ASSIGNMENT: Using the records that follow, copy every line containing the word "weekday".

MATERIAL FOR THE TASK:
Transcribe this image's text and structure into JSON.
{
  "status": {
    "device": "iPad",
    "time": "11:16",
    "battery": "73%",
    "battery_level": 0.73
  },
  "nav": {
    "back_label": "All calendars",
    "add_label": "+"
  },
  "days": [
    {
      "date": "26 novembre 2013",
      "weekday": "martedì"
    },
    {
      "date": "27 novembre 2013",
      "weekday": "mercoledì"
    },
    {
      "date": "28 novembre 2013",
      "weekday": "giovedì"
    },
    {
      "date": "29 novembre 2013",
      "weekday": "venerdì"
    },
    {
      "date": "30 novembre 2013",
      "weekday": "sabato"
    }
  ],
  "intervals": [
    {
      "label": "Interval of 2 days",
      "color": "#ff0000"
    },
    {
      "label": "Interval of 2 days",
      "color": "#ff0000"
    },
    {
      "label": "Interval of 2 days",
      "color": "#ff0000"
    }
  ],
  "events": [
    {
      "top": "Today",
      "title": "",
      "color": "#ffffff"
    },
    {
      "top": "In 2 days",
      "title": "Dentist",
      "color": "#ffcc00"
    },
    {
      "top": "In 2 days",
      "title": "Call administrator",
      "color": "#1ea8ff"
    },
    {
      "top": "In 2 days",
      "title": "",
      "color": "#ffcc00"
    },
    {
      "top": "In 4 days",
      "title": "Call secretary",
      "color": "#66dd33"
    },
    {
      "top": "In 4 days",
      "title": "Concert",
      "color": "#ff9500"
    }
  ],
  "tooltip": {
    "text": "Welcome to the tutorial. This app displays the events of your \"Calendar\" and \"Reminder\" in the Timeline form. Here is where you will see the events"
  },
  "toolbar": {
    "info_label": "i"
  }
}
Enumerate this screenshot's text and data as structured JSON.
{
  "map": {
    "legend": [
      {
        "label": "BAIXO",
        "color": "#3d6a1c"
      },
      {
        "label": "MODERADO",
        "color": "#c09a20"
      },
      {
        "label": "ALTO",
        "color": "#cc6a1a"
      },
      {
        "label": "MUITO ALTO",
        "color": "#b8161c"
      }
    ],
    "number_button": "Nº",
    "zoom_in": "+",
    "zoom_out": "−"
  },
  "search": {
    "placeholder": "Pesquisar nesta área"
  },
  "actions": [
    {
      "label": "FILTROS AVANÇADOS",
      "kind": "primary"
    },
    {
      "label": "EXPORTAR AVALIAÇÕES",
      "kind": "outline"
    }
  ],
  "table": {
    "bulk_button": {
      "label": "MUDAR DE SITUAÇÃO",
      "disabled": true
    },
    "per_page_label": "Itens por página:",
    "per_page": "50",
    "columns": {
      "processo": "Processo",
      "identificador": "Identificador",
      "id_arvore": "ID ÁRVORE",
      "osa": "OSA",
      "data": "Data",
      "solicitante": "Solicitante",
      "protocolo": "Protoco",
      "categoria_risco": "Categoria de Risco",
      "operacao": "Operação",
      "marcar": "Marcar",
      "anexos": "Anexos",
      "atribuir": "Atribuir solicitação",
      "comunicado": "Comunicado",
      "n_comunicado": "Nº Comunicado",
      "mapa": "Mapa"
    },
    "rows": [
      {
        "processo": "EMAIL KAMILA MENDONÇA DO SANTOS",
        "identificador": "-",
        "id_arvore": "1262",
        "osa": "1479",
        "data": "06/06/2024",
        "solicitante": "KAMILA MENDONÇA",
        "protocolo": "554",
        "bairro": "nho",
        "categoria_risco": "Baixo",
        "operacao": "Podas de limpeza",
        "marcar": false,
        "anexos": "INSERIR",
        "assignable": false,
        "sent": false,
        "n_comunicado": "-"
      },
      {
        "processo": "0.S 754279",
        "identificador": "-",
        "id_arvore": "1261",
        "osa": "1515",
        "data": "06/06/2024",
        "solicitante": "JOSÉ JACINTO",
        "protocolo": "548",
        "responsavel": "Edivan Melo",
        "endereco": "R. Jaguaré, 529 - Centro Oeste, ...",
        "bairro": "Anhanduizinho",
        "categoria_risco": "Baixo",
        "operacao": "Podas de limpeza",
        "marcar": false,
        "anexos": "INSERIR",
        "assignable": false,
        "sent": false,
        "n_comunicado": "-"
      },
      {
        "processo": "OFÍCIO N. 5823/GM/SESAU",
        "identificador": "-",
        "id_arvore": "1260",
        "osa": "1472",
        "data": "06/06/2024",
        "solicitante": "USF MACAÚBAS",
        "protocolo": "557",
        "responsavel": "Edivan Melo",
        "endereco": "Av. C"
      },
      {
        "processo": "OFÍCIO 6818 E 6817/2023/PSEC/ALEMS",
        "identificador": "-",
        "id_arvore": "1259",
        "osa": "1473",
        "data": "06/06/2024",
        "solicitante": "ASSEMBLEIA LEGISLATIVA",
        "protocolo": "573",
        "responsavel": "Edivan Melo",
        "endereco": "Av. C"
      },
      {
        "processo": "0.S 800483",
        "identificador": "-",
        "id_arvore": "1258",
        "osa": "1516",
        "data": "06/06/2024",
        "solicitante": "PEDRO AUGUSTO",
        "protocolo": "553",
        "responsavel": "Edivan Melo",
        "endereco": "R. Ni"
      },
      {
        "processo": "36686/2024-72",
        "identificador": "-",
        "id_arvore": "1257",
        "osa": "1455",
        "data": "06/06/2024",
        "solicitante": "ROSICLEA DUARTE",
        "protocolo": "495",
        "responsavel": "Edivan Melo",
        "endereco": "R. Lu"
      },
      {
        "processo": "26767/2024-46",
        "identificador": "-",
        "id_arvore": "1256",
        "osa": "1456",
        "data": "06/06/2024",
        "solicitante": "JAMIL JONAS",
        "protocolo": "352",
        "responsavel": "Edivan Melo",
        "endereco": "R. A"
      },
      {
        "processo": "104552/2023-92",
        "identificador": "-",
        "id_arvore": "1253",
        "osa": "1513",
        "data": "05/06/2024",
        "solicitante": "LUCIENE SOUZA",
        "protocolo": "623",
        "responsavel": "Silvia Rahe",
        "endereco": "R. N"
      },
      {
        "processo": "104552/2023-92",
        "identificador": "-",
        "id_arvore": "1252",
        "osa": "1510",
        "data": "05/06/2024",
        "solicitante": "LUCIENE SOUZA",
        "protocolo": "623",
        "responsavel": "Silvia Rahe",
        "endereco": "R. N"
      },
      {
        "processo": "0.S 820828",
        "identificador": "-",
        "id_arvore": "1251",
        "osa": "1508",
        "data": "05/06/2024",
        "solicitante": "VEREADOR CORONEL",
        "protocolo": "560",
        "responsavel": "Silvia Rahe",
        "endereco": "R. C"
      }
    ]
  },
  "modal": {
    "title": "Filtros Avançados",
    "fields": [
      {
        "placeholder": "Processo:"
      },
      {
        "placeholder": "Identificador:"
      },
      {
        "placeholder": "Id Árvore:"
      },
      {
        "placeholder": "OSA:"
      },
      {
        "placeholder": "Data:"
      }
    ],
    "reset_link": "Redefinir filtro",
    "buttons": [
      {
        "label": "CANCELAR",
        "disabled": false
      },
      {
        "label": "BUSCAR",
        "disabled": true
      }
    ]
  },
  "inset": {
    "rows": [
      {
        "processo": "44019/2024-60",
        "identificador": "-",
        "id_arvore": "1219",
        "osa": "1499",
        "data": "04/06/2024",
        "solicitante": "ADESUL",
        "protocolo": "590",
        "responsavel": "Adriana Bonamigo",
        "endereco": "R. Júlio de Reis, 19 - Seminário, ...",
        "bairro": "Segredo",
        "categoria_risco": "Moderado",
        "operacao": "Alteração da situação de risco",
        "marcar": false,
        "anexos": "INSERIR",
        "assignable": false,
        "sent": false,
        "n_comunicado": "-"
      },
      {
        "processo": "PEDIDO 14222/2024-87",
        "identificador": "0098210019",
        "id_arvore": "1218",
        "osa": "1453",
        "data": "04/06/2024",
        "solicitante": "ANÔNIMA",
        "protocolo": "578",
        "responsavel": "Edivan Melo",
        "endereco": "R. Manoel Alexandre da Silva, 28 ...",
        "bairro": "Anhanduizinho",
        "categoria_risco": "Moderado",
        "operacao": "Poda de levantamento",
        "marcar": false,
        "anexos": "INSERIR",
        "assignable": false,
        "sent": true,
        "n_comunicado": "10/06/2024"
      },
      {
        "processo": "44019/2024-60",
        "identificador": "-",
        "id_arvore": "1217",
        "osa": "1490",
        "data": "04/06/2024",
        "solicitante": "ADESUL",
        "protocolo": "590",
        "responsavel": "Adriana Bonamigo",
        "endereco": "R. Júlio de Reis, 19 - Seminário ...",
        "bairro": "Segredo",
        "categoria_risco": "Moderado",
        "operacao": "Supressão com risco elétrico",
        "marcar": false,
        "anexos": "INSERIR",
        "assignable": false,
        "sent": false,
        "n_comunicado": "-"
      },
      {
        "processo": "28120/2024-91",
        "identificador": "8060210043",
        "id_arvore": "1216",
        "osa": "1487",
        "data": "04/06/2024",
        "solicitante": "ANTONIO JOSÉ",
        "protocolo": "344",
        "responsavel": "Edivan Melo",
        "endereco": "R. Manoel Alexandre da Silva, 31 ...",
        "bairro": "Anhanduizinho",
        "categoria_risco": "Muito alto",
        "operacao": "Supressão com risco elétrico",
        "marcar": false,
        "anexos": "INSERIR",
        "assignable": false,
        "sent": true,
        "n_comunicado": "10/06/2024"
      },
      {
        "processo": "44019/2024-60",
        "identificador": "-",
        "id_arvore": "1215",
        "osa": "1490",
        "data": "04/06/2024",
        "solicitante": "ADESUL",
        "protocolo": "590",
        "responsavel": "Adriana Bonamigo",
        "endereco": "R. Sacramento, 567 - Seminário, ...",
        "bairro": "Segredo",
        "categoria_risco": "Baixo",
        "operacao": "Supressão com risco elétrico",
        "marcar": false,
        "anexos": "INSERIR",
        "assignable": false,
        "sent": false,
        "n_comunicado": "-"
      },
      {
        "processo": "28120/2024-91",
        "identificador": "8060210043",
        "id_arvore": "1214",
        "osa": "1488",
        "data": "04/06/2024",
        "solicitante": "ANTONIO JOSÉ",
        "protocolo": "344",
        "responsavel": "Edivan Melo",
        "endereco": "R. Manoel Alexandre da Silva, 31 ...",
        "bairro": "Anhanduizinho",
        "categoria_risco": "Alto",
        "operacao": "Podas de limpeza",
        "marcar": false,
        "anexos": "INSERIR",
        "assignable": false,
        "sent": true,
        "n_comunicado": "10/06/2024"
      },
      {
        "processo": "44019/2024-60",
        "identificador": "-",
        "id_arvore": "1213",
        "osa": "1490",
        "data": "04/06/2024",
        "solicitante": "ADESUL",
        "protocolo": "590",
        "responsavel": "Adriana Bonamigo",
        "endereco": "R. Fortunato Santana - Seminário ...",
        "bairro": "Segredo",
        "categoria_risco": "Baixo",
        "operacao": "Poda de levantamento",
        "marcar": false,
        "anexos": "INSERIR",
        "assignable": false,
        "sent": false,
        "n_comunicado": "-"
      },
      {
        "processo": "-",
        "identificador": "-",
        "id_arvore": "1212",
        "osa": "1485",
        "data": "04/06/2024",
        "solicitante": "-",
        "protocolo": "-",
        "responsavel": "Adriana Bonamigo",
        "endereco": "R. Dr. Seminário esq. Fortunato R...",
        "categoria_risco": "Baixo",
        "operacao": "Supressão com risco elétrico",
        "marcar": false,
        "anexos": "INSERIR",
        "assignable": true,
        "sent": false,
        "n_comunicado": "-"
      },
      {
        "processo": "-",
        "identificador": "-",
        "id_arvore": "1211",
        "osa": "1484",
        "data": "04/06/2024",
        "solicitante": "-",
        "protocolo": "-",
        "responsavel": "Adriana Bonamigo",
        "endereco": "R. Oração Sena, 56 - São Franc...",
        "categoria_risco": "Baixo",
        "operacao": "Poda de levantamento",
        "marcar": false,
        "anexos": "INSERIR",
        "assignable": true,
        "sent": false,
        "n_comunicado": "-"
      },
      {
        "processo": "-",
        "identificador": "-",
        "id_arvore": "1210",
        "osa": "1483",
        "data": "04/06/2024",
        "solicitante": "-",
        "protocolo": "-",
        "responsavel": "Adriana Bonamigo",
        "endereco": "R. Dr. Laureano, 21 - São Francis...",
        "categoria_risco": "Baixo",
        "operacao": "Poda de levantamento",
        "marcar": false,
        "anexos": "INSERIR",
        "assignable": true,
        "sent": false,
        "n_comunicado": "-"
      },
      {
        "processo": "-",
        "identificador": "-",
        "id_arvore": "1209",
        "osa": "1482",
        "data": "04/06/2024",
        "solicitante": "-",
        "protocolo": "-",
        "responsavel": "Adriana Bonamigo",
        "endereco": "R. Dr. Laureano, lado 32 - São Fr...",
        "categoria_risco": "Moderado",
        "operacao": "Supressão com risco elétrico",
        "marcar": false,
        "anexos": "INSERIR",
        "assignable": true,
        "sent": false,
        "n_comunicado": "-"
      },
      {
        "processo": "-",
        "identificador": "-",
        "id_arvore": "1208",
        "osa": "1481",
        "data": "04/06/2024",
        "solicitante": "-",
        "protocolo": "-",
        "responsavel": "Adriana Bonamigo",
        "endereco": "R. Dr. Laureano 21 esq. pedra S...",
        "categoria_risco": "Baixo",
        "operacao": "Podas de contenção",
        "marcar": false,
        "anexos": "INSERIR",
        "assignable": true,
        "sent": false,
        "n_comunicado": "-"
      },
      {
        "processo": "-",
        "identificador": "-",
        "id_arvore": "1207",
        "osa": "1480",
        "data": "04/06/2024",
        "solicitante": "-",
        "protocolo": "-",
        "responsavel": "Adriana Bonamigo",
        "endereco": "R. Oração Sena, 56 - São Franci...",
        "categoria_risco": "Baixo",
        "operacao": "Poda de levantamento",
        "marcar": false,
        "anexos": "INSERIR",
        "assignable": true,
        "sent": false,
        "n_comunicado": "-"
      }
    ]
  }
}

EXPECTED ANSWER:
      "weekday": "martedì"
      "weekday": "mercoledì"
      "weekday": "giovedì"
      "weekday": "venerdì"
      "weekday": "sabato"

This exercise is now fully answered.